It was introduced to Australia around 1930 from California as a shade tree.

The first plantings were at Whyalla and Broken Hill and it has since been planted extensively around New South Wales, Queensland, Western Australia and the Barkly Tableland and Alice Springs regions of the Northern Territory (NT).

In the NT athel pine has invaded the Finke River, the largest river system of Central Australia, and extends for 600km along this watercourse.

Spread prevention

Athel pine seeds are distributed by wind, but a more common method of dispersal is for broken branches carried by flood water to produce new plants.

You can prevent the spread of athel pine by doing all of the following:

  • destroy all isolated athel pines including homestead and shade plantings (except where there is a valid permit to retain)
  • map infestations to help develop a management plan
  • control minor infestations, isolated outbreaks or seedlings first
  • designate wash down areas and actively work to prevent contamination of clean areas
  • monitor areas that you have treated and watch for re-infestations.

Athel pine - spread 

Control

Chemical control

Large, established athel pine trees are difficult to control. Large trees can be cut off at ground level followed by herbicide application to the stump. The tree should then be taken away from any drainage area and burnt.

Chemical and concentration Rate Weed growth, stage and methods
Fluroxypyr 333 g/L
Starane® Advanced - plus other registered products
600ml / 100L waterFoliar spray for seedlings less than 50cm tall
Triclopyr 600 g/L
Garlon® 600 - plus other registered products

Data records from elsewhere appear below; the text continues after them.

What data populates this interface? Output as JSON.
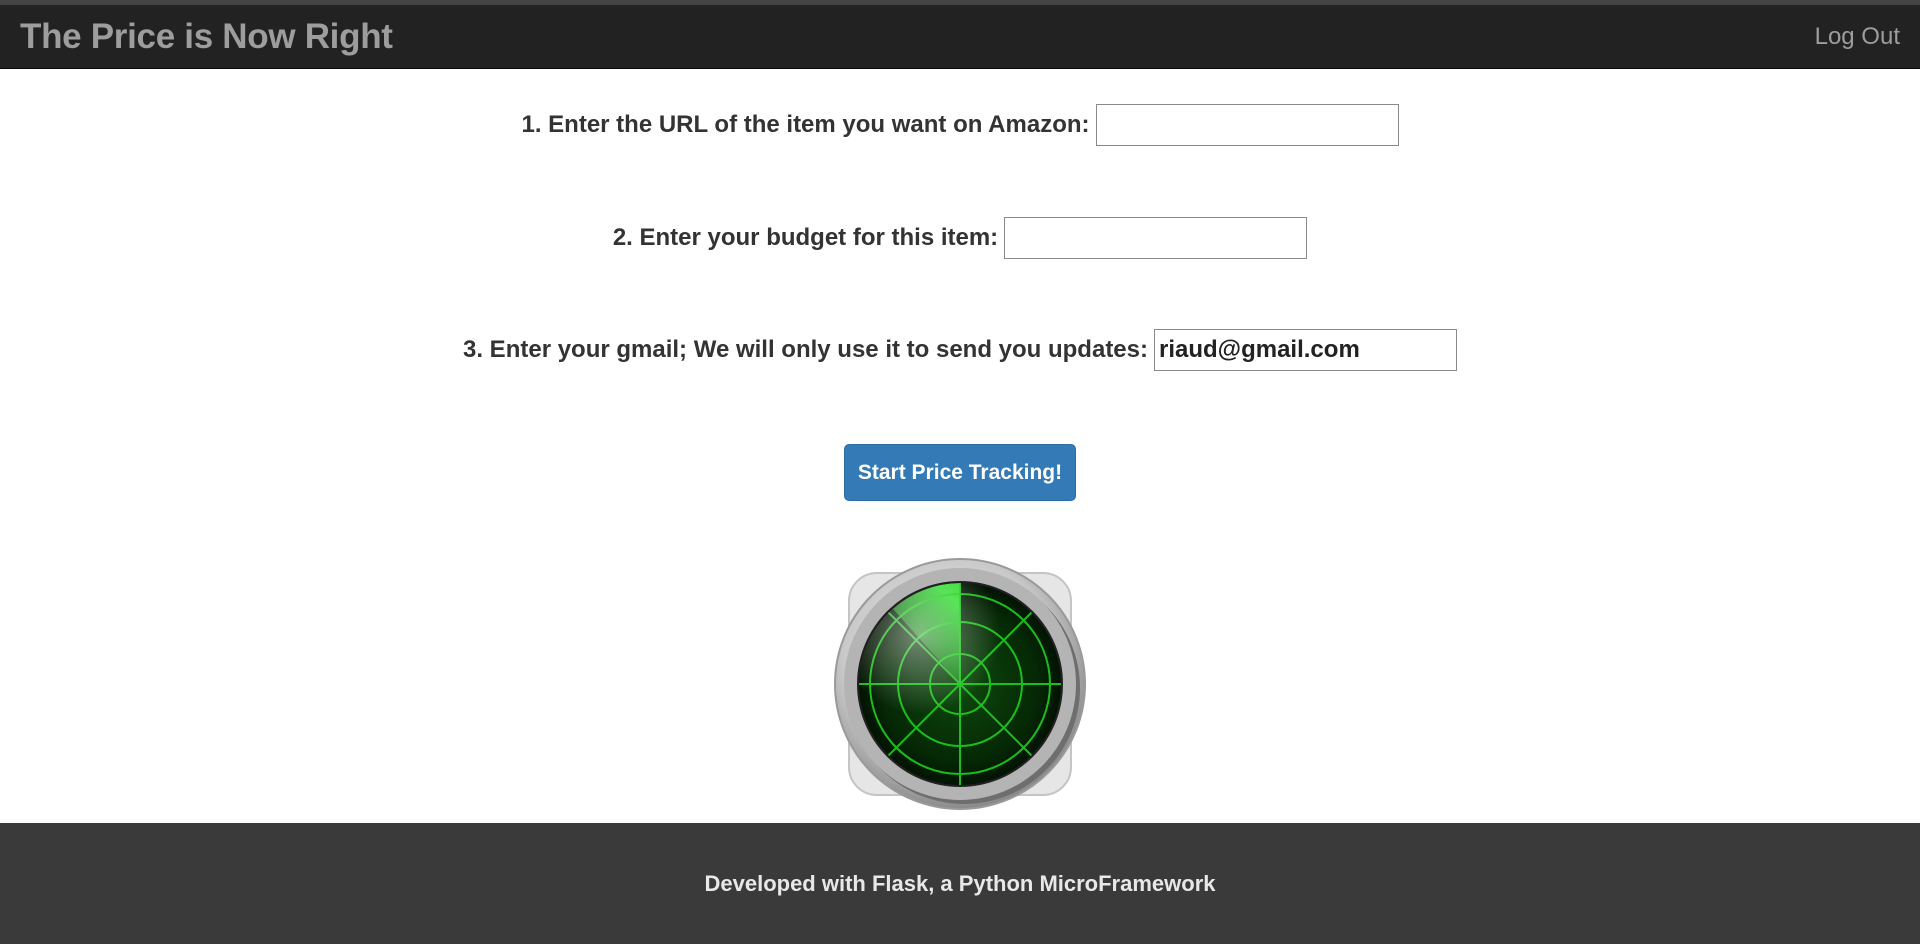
{
  "navbar": {
    "brand": "The Price is Now Right",
    "logout": "Log Out"
  },
  "form": {
    "url_label": "1. Enter the URL of the item you want on Amazon:",
    "url_value": "",
    "budget_label": "2. Enter your budget for this item:",
    "budget_value": "",
    "email_label": "3. Enter your gmail; We will only use it to send you updates:",
    "email_value": "riaud@gmail.com",
    "submit_label": "Start Price Tracking!"
  },
  "radar": {
    "icon": "radar-icon"
  },
  "footer": {
    "text": "Developed with Flask, a Python MicroFramework"
  },
  "colors": {
    "navbar_bg": "#222222",
    "navbar_text": "#9d9d9d",
    "button_bg": "#337ab7",
    "footer_bg": "#3a3a3a",
    "radar_green": "#1fd01f"
  }
}
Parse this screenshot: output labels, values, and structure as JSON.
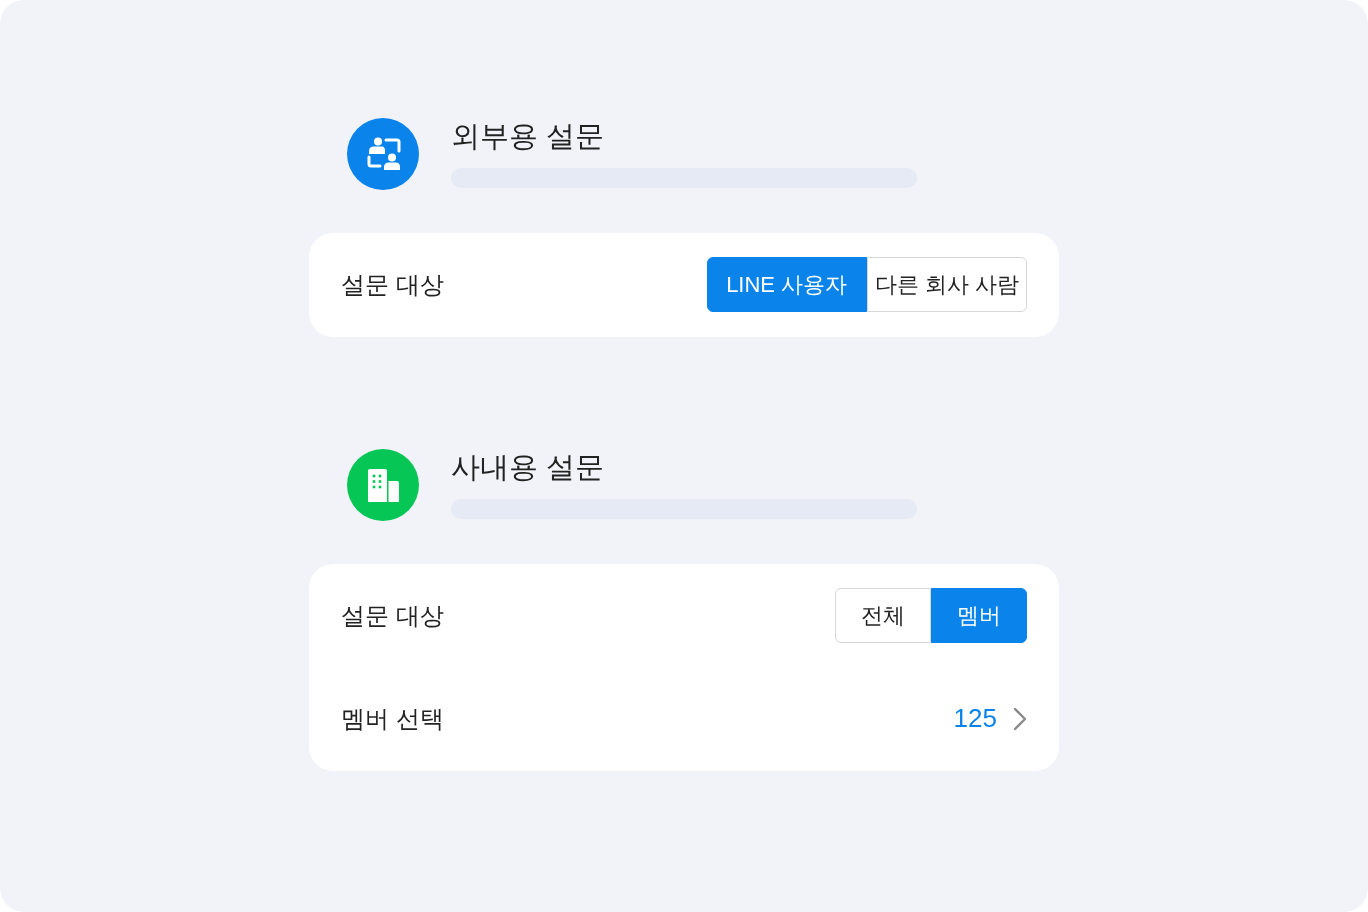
{
  "sections": [
    {
      "kind": "people",
      "color": "#0a84ea",
      "title": "외부용 설문",
      "rows": [
        {
          "kind": "segmented",
          "label": "설문 대상",
          "options": [
            {
              "label": "LINE 사용자",
              "selected": true
            },
            {
              "label": "다른 회사 사람",
              "selected": false
            }
          ]
        }
      ]
    },
    {
      "kind": "building",
      "color": "#06c755",
      "title": "사내용 설문",
      "rows": [
        {
          "kind": "segmented",
          "label": "설문 대상",
          "options": [
            {
              "label": "전체",
              "selected": false
            },
            {
              "label": "멤버",
              "selected": true
            }
          ]
        },
        {
          "kind": "link",
          "label": "멤버 선택",
          "value": "125"
        }
      ]
    }
  ]
}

1L / 100L water
1L / 60L diesel

For juveniles 50cm to 2m in height:

  • foliar spray
  • cut stump/basal bark/foliar spray application

These chemicals and rates are specified by APVMA permit PER81696 which allows minor use of an agvet chemical product to control seedlings athel pine in non-crop areas in and near dry ephemeral waterways. The permit expires on 30 November 2020. 

Don't contaminate streams, rivers or waterways with the chemical or used container. 

Withholding Period: Garlon 600 Herbicide (or equivalent): Not required when used as directed. Fluroxypyr products: Don't graze or cut for stock food for seven days after application.

Non-chemical control

Hand pulling and grubbing

Weeds, including their roots, are physically pulled out of the ground by hand or using hand tools. 

This is an effective method of control for individual weeds and recent outbreaks that haven’t released seeds yet, but it requires a lot of labour.

Bulldozing

Bulldozers, chopper rollers or graders are used to clear large weed infestations. This leaves large areas of soil exposed so follow up control or revegetation should be considered.

Fire

Fire as a management technique is most effective when it is used together with other methods. It is useful for mass seedling control if there is a sufficient fuel load.

Last updated: 27 June 2017